The interwar period, often dubbed “The Golden Age of Romanian Culture”, was also the age of student violence and disorder. Several student strikes and many violent conflicts between “Christian” students and Jews left their mark on the everyday academic life of those times. Anti-Semitic aggressions led to interventions from the authorities and university shut-downs lasting several months. If classes were not suspended, they were held in the presence of the military, which was requested to keep the campuses safe.
The protests were legitimate, since the students were faced with overcrowded campuses and lacked the conditions to study. But their discontent was framed in an anti-Semitic key and resulted in a demand for a “numerous clausus”, a cap on the number of Jewish students in universities. “Numerus clausus” became one of the main slogans of anti-Semitic nationalists and contributed, to a large extent, to the high degree of politicization amongst students. The radicalization of the student body was accelerated by a group of students around Corneliu Zelea Codreanu, the soon-to-be leader of the Iron Guard, promoters of a violent anti-Semitism. Armed with clubs, encouraged by right-wing parties and supported by their professors, teachers and priests, these students managed to became a political force within a few years.
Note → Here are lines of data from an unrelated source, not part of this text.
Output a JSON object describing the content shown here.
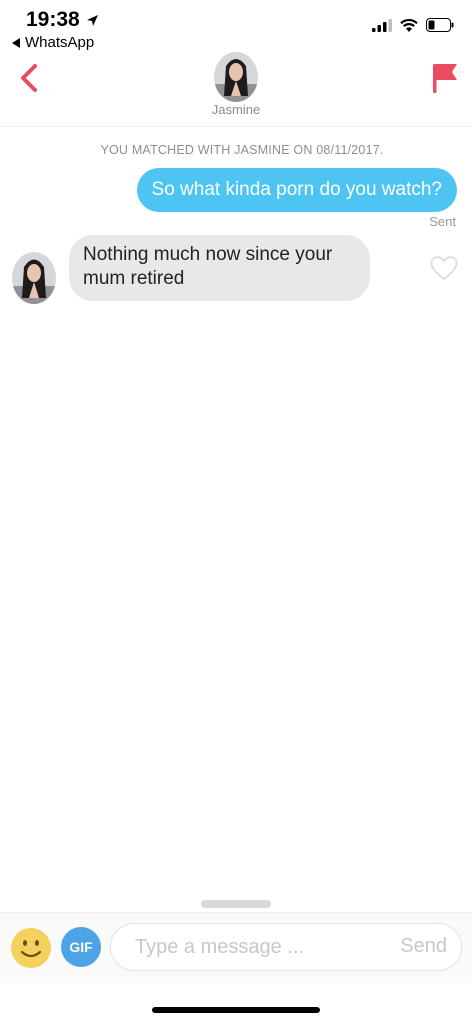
{
  "status_bar": {
    "time": "19:38",
    "back_app": "WhatsApp",
    "icons": [
      "location-arrow-icon",
      "signal-icon",
      "wifi-icon",
      "battery-icon"
    ]
  },
  "header": {
    "name": "Jasmine",
    "back_icon": "chevron-left-icon",
    "report_icon": "flag-icon",
    "accent_color": "#e94c61"
  },
  "chat": {
    "match_note": "YOU MATCHED WITH JASMINE ON 08/11/2017.",
    "messages": [
      {
        "from": "me",
        "text": "So what kinda porn do you watch?",
        "status": "Sent",
        "color": "#4ec4f3"
      },
      {
        "from": "Jasmine",
        "text": "Nothing much now since your mum retired",
        "color": "#e8e8ea"
      }
    ]
  },
  "composer": {
    "emoji_icon": "smiley-icon",
    "gif_label": "GIF",
    "placeholder": "Type a message ...",
    "value": "",
    "send_label": "Send"
  }
}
The first major conflict erupted in 1922 at the Medical School in Cluj. The pretext was the issue of using Jewish bodies in anatomy class, the Christian students claiming for dissections according to religion. The protests quickly degenerated into public violence. After Christian students beat up and drove away their Jewish colleagues, violence spilled over onto the streets of Cluj. By chanting slogans such as “Down with the Jews”, they devastated Jewish stores, broke the windows on Jewish homes and hurt Israeli citizens. The commotion spread quickly to other academic centers. On December 10, 1922, between 3000 and 4000 students across the country gathered at the University of Bucharest, where they declared a general strike in protest against the accommodation in the dorms and the study facilities. Their main claim was the introduction of “numerous clausus.” When the students left the premises of the university with the intention of marching on the streets, they were met by riot police and the military. Upon the student’s refusal to disperse, the security forces opened fire and there were violent clashes between students, Jewish people and riot police in the Jewish neighborhood. December 10 became the anniversary of “the beginning of the student movement against the Jewish element”; the phrasing belongs to the official student organization in Cluj, in a 1928 address to the dean of the Faculty of Science. The date was celebrated every year with religious service, congresses, marches and anti-Semitic excess. Thus, the beginning of the student movement also meant the prelude to a then unprecedented wave of anti-Semitic violence in Romanian history. A note by the Internal Affairs Ministry registered over 70 violent clashes between Jews and non-Jews, most of them involving students, for 1925 and 1926 alone. […]